Entries from a dataset of interfaces -
◇ ◇ ◇

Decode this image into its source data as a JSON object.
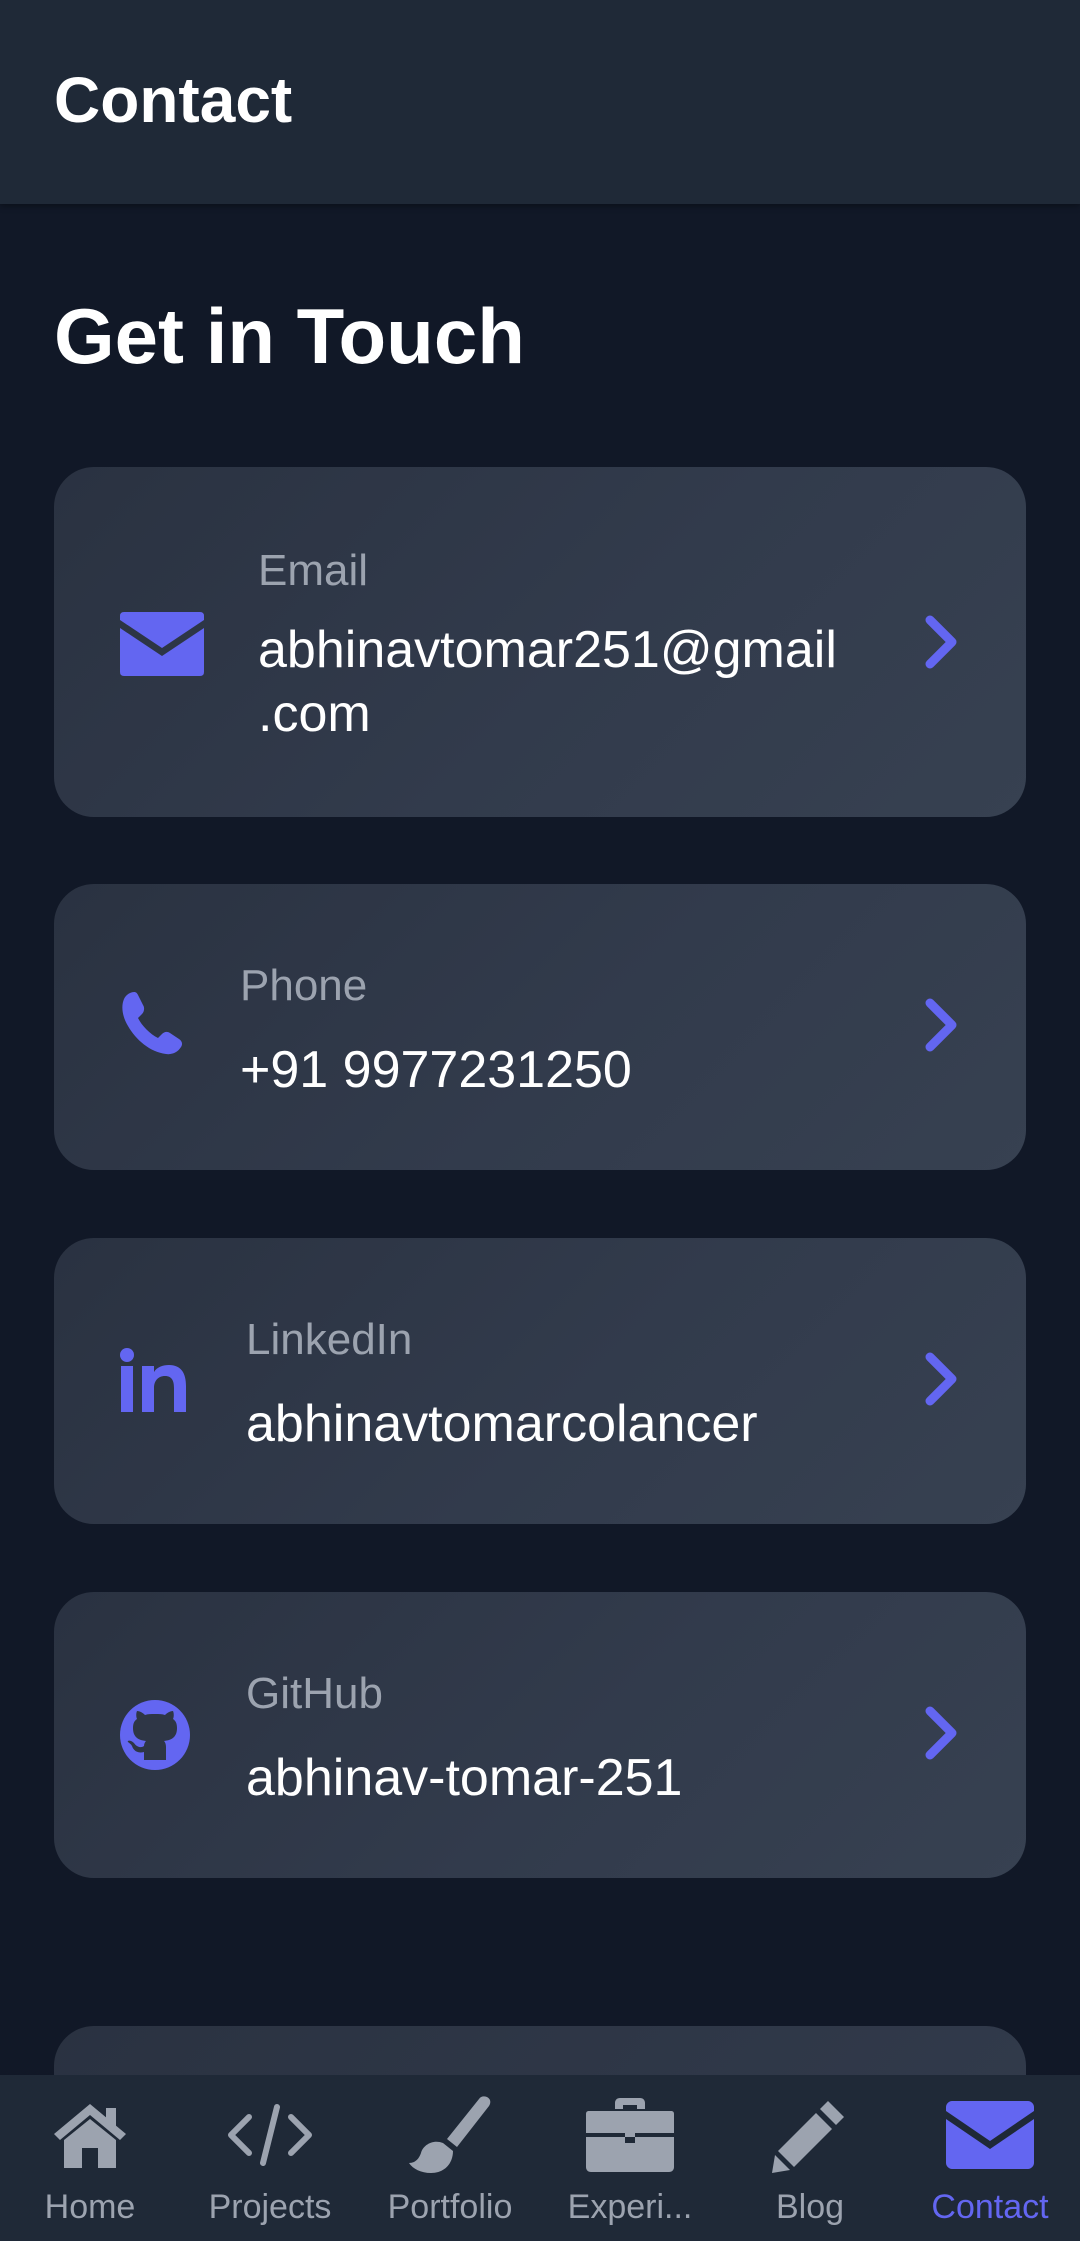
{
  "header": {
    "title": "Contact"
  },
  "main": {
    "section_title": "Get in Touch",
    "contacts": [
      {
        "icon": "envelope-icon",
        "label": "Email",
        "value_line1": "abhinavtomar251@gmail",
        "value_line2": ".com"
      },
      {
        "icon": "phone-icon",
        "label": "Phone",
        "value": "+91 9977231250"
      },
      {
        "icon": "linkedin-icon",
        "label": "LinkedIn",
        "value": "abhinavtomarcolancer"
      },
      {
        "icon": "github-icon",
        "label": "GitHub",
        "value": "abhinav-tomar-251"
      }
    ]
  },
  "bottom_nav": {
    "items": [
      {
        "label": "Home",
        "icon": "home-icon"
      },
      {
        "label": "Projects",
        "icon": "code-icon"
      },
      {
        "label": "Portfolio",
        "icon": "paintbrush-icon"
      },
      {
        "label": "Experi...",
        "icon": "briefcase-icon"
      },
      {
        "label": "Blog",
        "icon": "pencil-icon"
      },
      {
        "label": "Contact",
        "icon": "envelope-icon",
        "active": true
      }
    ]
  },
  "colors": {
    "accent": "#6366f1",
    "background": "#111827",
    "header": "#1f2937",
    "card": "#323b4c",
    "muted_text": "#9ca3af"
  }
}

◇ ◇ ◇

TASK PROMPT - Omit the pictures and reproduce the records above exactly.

RESPONSE AREA -
Decode this image into its source data as a JSON object.
{
  "header": {
    "title": "Contact"
  },
  "main": {
    "section_title": "Get in Touch",
    "contacts": [
      {
        "icon": "envelope-icon",
        "label": "Email",
        "value_line1": "abhinavtomar251@gmail",
        "value_line2": ".com"
      },
      {
        "icon": "phone-icon",
        "label": "Phone",
        "value": "+91 9977231250"
      },
      {
        "icon": "linkedin-icon",
        "label": "LinkedIn",
        "value": "abhinavtomarcolancer"
      },
      {
        "icon": "github-icon",
        "label": "GitHub",
        "value": "abhinav-tomar-251"
      }
    ]
  },
  "bottom_nav": {
    "items": [
      {
        "label": "Home",
        "icon": "home-icon"
      },
      {
        "label": "Projects",
        "icon": "code-icon"
      },
      {
        "label": "Portfolio",
        "icon": "paintbrush-icon"
      },
      {
        "label": "Experi...",
        "icon": "briefcase-icon"
      },
      {
        "label": "Blog",
        "icon": "pencil-icon"
      },
      {
        "label": "Contact",
        "icon": "envelope-icon",
        "active": true
      }
    ]
  },
  "colors": {
    "accent": "#6366f1",
    "background": "#111827",
    "header": "#1f2937",
    "card": "#323b4c",
    "muted_text": "#9ca3af"
  }
}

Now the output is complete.